How to complete this task >>
Below are records; report the number of lines among them that include the word "name", and nothing further.

┄┄┄┄┄┄

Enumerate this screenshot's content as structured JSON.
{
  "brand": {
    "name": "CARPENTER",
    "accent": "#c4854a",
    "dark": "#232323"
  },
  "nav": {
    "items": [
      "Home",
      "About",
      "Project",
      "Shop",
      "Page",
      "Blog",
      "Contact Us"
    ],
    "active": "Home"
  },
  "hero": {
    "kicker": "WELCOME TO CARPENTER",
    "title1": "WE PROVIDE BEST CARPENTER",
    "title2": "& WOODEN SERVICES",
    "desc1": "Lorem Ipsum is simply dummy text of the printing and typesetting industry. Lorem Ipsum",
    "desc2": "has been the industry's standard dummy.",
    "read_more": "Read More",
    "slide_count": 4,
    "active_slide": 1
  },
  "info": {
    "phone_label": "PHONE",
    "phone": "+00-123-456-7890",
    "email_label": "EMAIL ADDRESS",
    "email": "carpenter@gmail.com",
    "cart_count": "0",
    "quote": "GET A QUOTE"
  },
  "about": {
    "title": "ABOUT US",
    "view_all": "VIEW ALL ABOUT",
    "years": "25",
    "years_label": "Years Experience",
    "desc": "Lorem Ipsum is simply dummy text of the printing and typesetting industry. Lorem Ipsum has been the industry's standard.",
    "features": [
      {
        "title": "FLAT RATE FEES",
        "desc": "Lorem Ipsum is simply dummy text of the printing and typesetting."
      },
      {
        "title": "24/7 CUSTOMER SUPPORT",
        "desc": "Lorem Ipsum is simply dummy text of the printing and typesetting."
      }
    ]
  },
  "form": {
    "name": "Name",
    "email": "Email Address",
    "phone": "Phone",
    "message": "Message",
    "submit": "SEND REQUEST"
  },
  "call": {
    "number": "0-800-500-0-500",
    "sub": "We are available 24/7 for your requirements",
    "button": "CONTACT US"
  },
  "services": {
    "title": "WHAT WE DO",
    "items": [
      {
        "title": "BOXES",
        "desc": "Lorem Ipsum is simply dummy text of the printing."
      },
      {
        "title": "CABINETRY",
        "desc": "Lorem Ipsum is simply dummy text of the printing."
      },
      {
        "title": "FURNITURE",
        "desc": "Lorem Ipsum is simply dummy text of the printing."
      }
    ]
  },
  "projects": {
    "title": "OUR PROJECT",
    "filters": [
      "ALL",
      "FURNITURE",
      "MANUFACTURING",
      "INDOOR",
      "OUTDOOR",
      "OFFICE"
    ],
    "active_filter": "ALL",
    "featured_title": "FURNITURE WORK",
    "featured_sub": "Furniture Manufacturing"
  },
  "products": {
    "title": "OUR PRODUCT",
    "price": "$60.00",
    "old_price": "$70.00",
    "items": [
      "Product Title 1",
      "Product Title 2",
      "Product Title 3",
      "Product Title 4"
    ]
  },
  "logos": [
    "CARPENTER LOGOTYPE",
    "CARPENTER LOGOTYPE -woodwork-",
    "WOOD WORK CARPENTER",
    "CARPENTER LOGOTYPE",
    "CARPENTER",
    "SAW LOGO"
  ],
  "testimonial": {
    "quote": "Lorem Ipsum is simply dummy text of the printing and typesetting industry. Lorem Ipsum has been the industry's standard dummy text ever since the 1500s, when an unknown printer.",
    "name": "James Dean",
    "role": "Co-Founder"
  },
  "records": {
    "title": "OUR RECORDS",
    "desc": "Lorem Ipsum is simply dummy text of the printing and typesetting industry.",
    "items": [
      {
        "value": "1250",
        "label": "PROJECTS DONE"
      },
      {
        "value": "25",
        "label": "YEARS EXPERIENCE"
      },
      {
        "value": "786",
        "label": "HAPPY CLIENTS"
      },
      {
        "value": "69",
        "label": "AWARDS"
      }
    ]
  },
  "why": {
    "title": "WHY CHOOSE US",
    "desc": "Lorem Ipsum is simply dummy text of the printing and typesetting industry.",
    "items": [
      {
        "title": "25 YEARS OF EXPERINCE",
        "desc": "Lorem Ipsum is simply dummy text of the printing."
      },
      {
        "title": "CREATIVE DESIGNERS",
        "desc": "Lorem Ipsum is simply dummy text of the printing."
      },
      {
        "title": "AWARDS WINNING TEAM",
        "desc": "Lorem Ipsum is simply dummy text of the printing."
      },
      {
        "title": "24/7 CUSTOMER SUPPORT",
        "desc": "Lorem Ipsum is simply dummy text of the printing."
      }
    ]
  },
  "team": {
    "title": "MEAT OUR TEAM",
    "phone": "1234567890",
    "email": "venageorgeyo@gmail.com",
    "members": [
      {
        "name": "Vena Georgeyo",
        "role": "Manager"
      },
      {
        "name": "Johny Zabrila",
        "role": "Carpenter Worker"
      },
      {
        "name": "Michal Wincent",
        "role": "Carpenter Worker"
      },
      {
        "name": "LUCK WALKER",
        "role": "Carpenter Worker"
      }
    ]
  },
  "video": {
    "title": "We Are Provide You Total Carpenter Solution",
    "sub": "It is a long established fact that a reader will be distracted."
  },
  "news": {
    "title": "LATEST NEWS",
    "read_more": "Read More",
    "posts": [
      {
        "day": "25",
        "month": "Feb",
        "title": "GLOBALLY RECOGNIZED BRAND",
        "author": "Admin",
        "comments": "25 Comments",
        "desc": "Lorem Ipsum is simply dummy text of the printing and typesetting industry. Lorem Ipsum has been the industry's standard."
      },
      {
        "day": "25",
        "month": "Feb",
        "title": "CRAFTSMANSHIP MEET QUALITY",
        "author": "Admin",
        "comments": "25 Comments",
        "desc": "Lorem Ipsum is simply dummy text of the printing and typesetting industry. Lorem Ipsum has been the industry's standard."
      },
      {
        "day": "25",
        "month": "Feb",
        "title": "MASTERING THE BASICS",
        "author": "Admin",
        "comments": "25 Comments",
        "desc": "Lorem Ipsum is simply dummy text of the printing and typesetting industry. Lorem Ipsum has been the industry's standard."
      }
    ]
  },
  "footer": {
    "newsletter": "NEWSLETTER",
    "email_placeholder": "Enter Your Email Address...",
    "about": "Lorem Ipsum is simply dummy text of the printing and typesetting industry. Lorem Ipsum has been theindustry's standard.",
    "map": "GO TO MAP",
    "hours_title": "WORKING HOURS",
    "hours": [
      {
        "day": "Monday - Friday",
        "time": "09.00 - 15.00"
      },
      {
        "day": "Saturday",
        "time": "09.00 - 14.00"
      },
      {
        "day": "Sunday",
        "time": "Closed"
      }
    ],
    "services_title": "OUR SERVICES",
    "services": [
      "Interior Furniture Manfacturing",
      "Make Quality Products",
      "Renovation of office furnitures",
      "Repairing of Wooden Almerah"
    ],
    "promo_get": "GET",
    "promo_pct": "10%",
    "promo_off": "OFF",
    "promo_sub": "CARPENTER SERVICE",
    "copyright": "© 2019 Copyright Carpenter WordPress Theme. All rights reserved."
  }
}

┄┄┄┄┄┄

Solution to the exercise >>
7